Elkhart Community Schools holds first of four town halls on referendum
BRISTOL, Ind. - People in the City of Elkhart will soon be headed back to the polls. Elkhart Community Schools called a special election for its referendum it says it needs to stay "functional and competitive." leading up to that vote, the district said it would hold four town halls to give voters a chance to learn more about the referendum and district officials a chance to learn what the public wants the money from the referendum to go to.

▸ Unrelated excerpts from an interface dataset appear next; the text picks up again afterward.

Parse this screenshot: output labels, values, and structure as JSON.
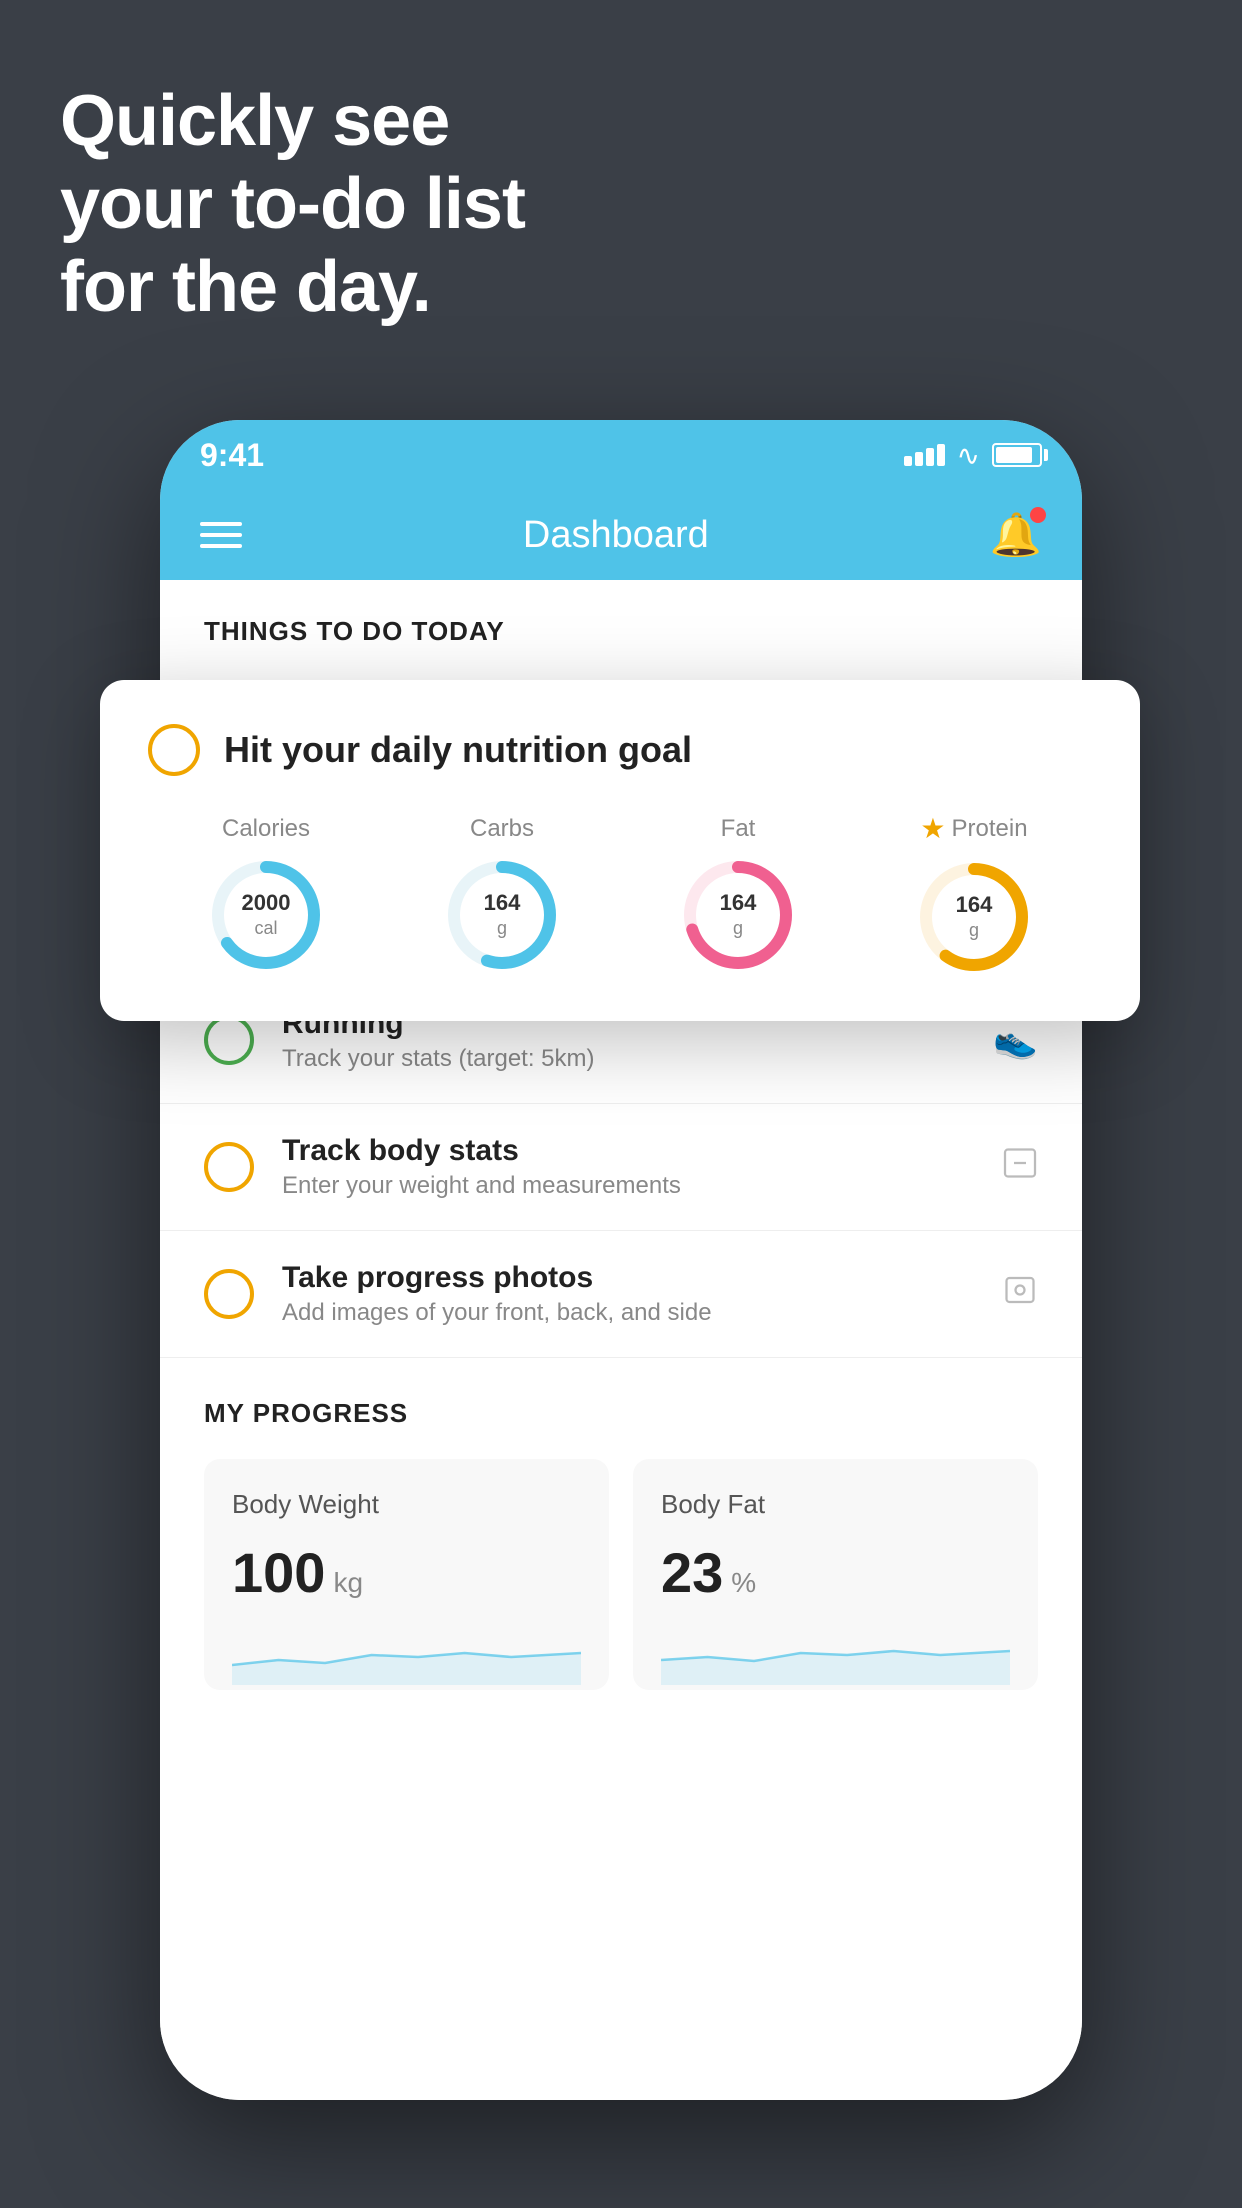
{
  "hero": {
    "title": "Quickly see\nyour to-do list\nfor the day."
  },
  "statusBar": {
    "time": "9:41"
  },
  "navBar": {
    "title": "Dashboard"
  },
  "thingsToDo": {
    "sectionTitle": "THINGS TO DO TODAY",
    "nutritionCard": {
      "checkCircleColor": "#f0a500",
      "title": "Hit your daily nutrition goal",
      "items": [
        {
          "label": "Calories",
          "value": "2000",
          "unit": "cal",
          "color": "#4fc3e8",
          "progress": 0.65,
          "hasStar": false
        },
        {
          "label": "Carbs",
          "value": "164",
          "unit": "g",
          "color": "#4fc3e8",
          "progress": 0.55,
          "hasStar": false
        },
        {
          "label": "Fat",
          "value": "164",
          "unit": "g",
          "color": "#f06090",
          "progress": 0.7,
          "hasStar": false
        },
        {
          "label": "Protein",
          "value": "164",
          "unit": "g",
          "color": "#f0a500",
          "progress": 0.6,
          "hasStar": true
        }
      ]
    },
    "todos": [
      {
        "name": "Running",
        "desc": "Track your stats (target: 5km)",
        "circleColor": "green",
        "icon": "👟"
      },
      {
        "name": "Track body stats",
        "desc": "Enter your weight and measurements",
        "circleColor": "yellow",
        "icon": "⚖"
      },
      {
        "name": "Take progress photos",
        "desc": "Add images of your front, back, and side",
        "circleColor": "yellow",
        "icon": "🖼"
      }
    ]
  },
  "progress": {
    "sectionTitle": "MY PROGRESS",
    "cards": [
      {
        "title": "Body Weight",
        "value": "100",
        "unit": "kg"
      },
      {
        "title": "Body Fat",
        "value": "23",
        "unit": "%"
      }
    ]
  }
}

"Getting that yes on May 4th, not only does it give me hope for my future financially and for my colleagues and everyone who works at our schools to be compensated appropriately and that we're going to have that longevity and that stability in our schools, but it also says that Elkhart is also passionate about education," said Elkhart Community Schools teacher and parent Holly Stanfill.
Stanfill said should the referendum fail, she was most worried about her colleagues leaving because of poor morale. Elkhart Schools had a referendum on the ballot once before that failed. Stanfill said when it did, a number of her colleagues left because of poor pay and a lack of community support.
At a town hall for the referendum on Tuesday, Elkhart Schools Superintendent Steve Thalheimer said the referendum not passing would force schools to drastically change their plans in the middle of the school year.
"We would almost certainly eliminate if not greatly reduce the number of field trips," Thalheimer said. "Again, we'd have some money that would be carrying us through to December with the funds that are available yet, but once, we hit January then those funds dry up."
With a referendum comes a tax increase, but Thalheimer said Elkhart taxpayers have already been paying a portion of the tax increase this referendum would call for.
"They're already paying a portion of that because of our current transportation referendum," Thalheimer said. "So about $62 of that is currently being paid for already. So, this is just an additional ask of about 120 dollars which breaks down to about 10 dollars a month."
Stanfill said the referendum would improve Elkhart as a whole as opposed to just the school district.
"Having a stronger school system means your property values are increased," Stanfill said. "More people want to move into Elkhart. It's just a community as a whole. Really, our school system is a thermometer there."
No one at Tuesday night's town hall spoke out against the referendum. Those who did speak asked about what the district would lose if the referendum fails.
Elkhart Community Schools still has three more town halls before the referendum vote on May 4th. The next town hall is Wednesday night at Pierre Moran Middle School in Elkhart at 6:30. The third is set for Thursday, April 22nd at 6:30 p.m. at Elkhart High School East. The final town hall will be April 29th at 6:30 P.M. at Elkhart High School West. All of the town halls will also be livestreamed on Facebook.